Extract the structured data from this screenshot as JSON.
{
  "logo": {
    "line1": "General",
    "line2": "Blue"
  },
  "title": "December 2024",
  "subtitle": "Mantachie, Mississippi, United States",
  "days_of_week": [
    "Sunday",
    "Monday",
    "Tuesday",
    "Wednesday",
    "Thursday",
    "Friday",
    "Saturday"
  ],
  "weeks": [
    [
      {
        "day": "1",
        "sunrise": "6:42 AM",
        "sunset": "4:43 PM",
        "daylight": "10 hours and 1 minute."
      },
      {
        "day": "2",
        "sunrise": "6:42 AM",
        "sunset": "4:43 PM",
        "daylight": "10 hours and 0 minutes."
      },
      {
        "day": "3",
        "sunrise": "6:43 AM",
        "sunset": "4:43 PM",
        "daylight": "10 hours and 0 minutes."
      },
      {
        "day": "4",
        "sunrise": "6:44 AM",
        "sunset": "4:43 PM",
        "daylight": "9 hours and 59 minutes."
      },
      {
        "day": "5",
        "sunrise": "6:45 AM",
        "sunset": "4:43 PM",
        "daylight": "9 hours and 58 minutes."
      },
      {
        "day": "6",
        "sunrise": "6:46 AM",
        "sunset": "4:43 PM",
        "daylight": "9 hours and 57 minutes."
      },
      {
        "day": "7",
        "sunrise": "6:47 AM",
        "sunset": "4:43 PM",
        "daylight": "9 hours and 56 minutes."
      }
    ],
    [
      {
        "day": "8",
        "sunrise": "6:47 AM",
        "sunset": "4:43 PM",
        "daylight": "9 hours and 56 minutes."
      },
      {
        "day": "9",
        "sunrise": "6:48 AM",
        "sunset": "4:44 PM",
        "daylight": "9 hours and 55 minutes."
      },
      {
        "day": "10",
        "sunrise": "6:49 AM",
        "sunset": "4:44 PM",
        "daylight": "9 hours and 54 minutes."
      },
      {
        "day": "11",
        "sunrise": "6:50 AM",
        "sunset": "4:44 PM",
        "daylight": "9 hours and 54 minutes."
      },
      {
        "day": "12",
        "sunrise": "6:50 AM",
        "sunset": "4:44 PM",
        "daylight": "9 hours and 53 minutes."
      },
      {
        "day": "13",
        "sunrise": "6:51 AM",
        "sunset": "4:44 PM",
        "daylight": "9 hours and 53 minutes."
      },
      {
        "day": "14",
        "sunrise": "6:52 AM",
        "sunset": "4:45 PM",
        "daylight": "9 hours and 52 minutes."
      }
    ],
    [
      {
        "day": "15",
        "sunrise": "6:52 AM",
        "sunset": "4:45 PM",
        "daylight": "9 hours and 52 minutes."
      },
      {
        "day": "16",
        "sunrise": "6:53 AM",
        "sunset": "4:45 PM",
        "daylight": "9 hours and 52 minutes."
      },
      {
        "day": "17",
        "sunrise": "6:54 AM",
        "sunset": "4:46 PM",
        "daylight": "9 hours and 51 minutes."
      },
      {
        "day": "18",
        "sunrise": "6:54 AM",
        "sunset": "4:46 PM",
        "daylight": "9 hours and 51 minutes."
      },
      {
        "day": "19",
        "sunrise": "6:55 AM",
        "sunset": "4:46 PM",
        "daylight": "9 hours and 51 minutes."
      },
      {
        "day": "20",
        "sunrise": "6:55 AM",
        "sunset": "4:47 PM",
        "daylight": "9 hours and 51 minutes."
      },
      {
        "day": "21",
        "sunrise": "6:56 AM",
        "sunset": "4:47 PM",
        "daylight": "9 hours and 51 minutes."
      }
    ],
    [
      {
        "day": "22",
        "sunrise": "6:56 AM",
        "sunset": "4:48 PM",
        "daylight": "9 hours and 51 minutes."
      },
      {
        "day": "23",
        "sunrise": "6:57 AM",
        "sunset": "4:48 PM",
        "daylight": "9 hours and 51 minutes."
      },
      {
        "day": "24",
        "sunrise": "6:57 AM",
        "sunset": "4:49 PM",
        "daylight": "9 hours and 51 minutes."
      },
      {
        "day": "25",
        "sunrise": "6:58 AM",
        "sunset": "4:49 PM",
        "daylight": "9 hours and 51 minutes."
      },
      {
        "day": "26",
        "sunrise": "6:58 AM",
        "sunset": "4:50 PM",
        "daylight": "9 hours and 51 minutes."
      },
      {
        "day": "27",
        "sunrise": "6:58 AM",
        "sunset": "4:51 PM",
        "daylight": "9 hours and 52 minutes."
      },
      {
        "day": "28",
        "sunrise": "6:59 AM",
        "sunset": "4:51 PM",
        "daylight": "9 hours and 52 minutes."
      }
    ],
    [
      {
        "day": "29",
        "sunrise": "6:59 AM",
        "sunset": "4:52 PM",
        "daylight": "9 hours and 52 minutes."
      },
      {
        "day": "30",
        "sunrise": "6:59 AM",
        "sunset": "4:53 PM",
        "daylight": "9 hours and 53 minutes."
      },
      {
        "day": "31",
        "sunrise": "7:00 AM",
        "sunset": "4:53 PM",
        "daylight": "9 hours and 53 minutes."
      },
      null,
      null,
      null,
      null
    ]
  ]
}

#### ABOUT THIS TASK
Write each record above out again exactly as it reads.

#### ANSWER SPACE
Extract the structured data from this screenshot as JSON.
{
  "logo": {
    "line1": "General",
    "line2": "Blue"
  },
  "title": "December 2024",
  "subtitle": "Mantachie, Mississippi, United States",
  "days_of_week": [
    "Sunday",
    "Monday",
    "Tuesday",
    "Wednesday",
    "Thursday",
    "Friday",
    "Saturday"
  ],
  "weeks": [
    [
      {
        "day": "1",
        "sunrise": "6:42 AM",
        "sunset": "4:43 PM",
        "daylight": "10 hours and 1 minute."
      },
      {
        "day": "2",
        "sunrise": "6:42 AM",
        "sunset": "4:43 PM",
        "daylight": "10 hours and 0 minutes."
      },
      {
        "day": "3",
        "sunrise": "6:43 AM",
        "sunset": "4:43 PM",
        "daylight": "10 hours and 0 minutes."
      },
      {
        "day": "4",
        "sunrise": "6:44 AM",
        "sunset": "4:43 PM",
        "daylight": "9 hours and 59 minutes."
      },
      {
        "day": "5",
        "sunrise": "6:45 AM",
        "sunset": "4:43 PM",
        "daylight": "9 hours and 58 minutes."
      },
      {
        "day": "6",
        "sunrise": "6:46 AM",
        "sunset": "4:43 PM",
        "daylight": "9 hours and 57 minutes."
      },
      {
        "day": "7",
        "sunrise": "6:47 AM",
        "sunset": "4:43 PM",
        "daylight": "9 hours and 56 minutes."
      }
    ],
    [
      {
        "day": "8",
        "sunrise": "6:47 AM",
        "sunset": "4:43 PM",
        "daylight": "9 hours and 56 minutes."
      },
      {
        "day": "9",
        "sunrise": "6:48 AM",
        "sunset": "4:44 PM",
        "daylight": "9 hours and 55 minutes."
      },
      {
        "day": "10",
        "sunrise": "6:49 AM",
        "sunset": "4:44 PM",
        "daylight": "9 hours and 54 minutes."
      },
      {
        "day": "11",
        "sunrise": "6:50 AM",
        "sunset": "4:44 PM",
        "daylight": "9 hours and 54 minutes."
      },
      {
        "day": "12",
        "sunrise": "6:50 AM",
        "sunset": "4:44 PM",
        "daylight": "9 hours and 53 minutes."
      },
      {
        "day": "13",
        "sunrise": "6:51 AM",
        "sunset": "4:44 PM",
        "daylight": "9 hours and 53 minutes."
      },
      {
        "day": "14",
        "sunrise": "6:52 AM",
        "sunset": "4:45 PM",
        "daylight": "9 hours and 52 minutes."
      }
    ],
    [
      {
        "day": "15",
        "sunrise": "6:52 AM",
        "sunset": "4:45 PM",
        "daylight": "9 hours and 52 minutes."
      },
      {
        "day": "16",
        "sunrise": "6:53 AM",
        "sunset": "4:45 PM",
        "daylight": "9 hours and 52 minutes."
      },
      {
        "day": "17",
        "sunrise": "6:54 AM",
        "sunset": "4:46 PM",
        "daylight": "9 hours and 51 minutes."
      },
      {
        "day": "18",
        "sunrise": "6:54 AM",
        "sunset": "4:46 PM",
        "daylight": "9 hours and 51 minutes."
      },
      {
        "day": "19",
        "sunrise": "6:55 AM",
        "sunset": "4:46 PM",
        "daylight": "9 hours and 51 minutes."
      },
      {
        "day": "20",
        "sunrise": "6:55 AM",
        "sunset": "4:47 PM",
        "daylight": "9 hours and 51 minutes."
      },
      {
        "day": "21",
        "sunrise": "6:56 AM",
        "sunset": "4:47 PM",
        "daylight": "9 hours and 51 minutes."
      }
    ],
    [
      {
        "day": "22",
        "sunrise": "6:56 AM",
        "sunset": "4:48 PM",
        "daylight": "9 hours and 51 minutes."
      },
      {
        "day": "23",
        "sunrise": "6:57 AM",
        "sunset": "4:48 PM",
        "daylight": "9 hours and 51 minutes."
      },
      {
        "day": "24",
        "sunrise": "6:57 AM",
        "sunset": "4:49 PM",
        "daylight": "9 hours and 51 minutes."
      },
      {
        "day": "25",
        "sunrise": "6:58 AM",
        "sunset": "4:49 PM",
        "daylight": "9 hours and 51 minutes."
      },
      {
        "day": "26",
        "sunrise": "6:58 AM",
        "sunset": "4:50 PM",
        "daylight": "9 hours and 51 minutes."
      },
      {
        "day": "27",
        "sunrise": "6:58 AM",
        "sunset": "4:51 PM",
        "daylight": "9 hours and 52 minutes."
      },
      {
        "day": "28",
        "sunrise": "6:59 AM",
        "sunset": "4:51 PM",
        "daylight": "9 hours and 52 minutes."
      }
    ],
    [
      {
        "day": "29",
        "sunrise": "6:59 AM",
        "sunset": "4:52 PM",
        "daylight": "9 hours and 52 minutes."
      },
      {
        "day": "30",
        "sunrise": "6:59 AM",
        "sunset": "4:53 PM",
        "daylight": "9 hours and 53 minutes."
      },
      {
        "day": "31",
        "sunrise": "7:00 AM",
        "sunset": "4:53 PM",
        "daylight": "9 hours and 53 minutes."
      },
      null,
      null,
      null,
      null
    ]
  ]
}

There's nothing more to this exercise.